In Honor of the Marion Military Institute Class of 2020
This year’s graduating class has missed a significant part of the MMI experience due to a virus which has changed all of our lives. Their unconventional commencement this week is one piece of that.
The remarks come from a speech I gave at MMI two years ago, when the parade for Alumni Weekend was replaced by an abbreviated Pass in Review due to inclement weather. While the adjustments in Alumni Weekend 2018 can’t compare to the adjustments in 2020, both highlight the significance of the MMI experience.
My original remarks had, as a centerpiece, lots of references to the parade field, thinking that’s where we’d be — before the rain. I instead gave them on the Quadrangle, in front of the Chapel, with my back to the field.
For me, it’s rich with memories. It was the first thing I saw in 1978 as I arrived with another new cadet who picked me up in his very loud, primer gray Dodge Charger from my grandparents’ home in Clarksville, TN.

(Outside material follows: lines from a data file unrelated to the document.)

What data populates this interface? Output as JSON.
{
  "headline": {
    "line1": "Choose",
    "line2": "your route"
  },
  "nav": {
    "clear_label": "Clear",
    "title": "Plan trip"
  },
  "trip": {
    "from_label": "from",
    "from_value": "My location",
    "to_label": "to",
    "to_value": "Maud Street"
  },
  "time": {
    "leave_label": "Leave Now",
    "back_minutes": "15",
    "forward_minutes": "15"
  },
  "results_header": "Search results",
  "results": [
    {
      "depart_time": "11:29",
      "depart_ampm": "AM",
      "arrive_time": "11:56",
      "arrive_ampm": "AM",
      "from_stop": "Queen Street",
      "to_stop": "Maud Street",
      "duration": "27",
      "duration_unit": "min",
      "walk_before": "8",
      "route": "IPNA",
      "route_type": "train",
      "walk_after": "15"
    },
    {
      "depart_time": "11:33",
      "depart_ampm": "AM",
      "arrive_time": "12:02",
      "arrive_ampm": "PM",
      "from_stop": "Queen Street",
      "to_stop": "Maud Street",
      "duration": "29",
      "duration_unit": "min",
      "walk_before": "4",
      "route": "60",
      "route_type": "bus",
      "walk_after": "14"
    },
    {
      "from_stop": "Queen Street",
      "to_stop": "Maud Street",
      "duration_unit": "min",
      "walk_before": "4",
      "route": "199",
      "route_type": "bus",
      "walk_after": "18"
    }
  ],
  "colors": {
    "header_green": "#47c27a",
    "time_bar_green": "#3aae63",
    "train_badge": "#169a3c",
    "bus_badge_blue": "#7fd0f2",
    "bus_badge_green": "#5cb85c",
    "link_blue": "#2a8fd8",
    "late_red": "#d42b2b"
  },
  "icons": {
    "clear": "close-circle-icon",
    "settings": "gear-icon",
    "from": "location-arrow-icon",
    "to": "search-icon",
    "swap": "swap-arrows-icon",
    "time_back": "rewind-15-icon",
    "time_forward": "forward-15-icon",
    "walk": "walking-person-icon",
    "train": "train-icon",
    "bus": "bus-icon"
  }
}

My very proper grandmother cringed when he drove up, Led Zeppelin blasting from an 8 track stereo. He got a speeding ticket before we got outside the city limits. Not a good start.
I had recently completed ROTC Basic Camp at Fort Knox and got to Marion in this jacked-up muscle car, never before having set foot in Alabama, and not having a clue about what to expect.
Riding along Washington Street, looking across the grass of that field, towards this chapel, as an 18 year old kid, I wondered what was ahead, what I had voluntarily gotten myself into, what faced me on the other side of that field.
I now know it was to become one of the most impactful and formative experiences of my life. But it took me years after graduation to fully realize it.
Ten years later I again rattled the historic windows of this campus and surrounding homes, not with a Charger’s booming sub-woofers, but with the distinctive thump-thump of a UH-1 helicopter right in the middle of that field – proud to show my crew this place.
That cemented it. And my appreciation of what MMI gave me has continued to grow.
Each time I arrive in Marion, I look across it towards this same chapel, to these same hallowed bricks where I scratched my name in the dead of night. Now standing here to receive this honor, it still moves me.
Especially when I consider my classmates, and the friends I have made among other alumni who I have had the privilege of knowing. They also stood on that field. As have many thousands of cadets in the last 175 years.
Many of them also loved this school.
Many also gained much from their time at MMI.
Many distinguished themselves in their military careers and other places.
Many gave of themselves in service to our country.
Many gave their lives in that service.
Later today we’ll honor some of those we have lost in the last year. Each year, sadly, the names read have become more familiar to me. Their faces and voices, I vividly recall. From the barracks, to the classrooms, pulling duty in the guard house, running on the roads in boots and fatigues, drilling on the quad, and on that field.
In later years – laughing together, swapping lies and reminiscing at reunions like this one – the stories getting bigger every year.
Cadets, faculty and staff.
All deserving of our honor today.
Memories so vibrant that I almost feel like it could once again be me in dress blues and creased white ducks, the glint of polished brass, and drawn saber, commanding Band Company, preparing for the “forward, march!”
That reverie fades when I realize that today I could never pass a uniform inspection, much less a PT test. But, for one fleeting breath, I was on that field.
In my remembrance, I was that young, skinny cadet, standing there, miserable in the Alabama humidity, wishing that fat old guy would finish talking so that we could all change into civvies and head over to Judson to see our sweethearts or with our buddies to wherever we could go with what was left of the weekend.
But this moment is not really about me. It’s about all of these young men and women of the corps, like all those who came before and all who will come after. All pledging themselves to the same imperatives of Truth, Honor and Service.
On that field those values and the lessons that flow from them begin to take life – both for your time at this school and in whatever your future holds. Remember what you take from this school. From that field.
I pray that, as much as this young cadet was ready to head out on the next great adventure, not knowing what was ahead, for each of us, the memories of that field which draw us here today, and the lessons that it taught us, by God’s grace, will continue to do so as long as we draw breath.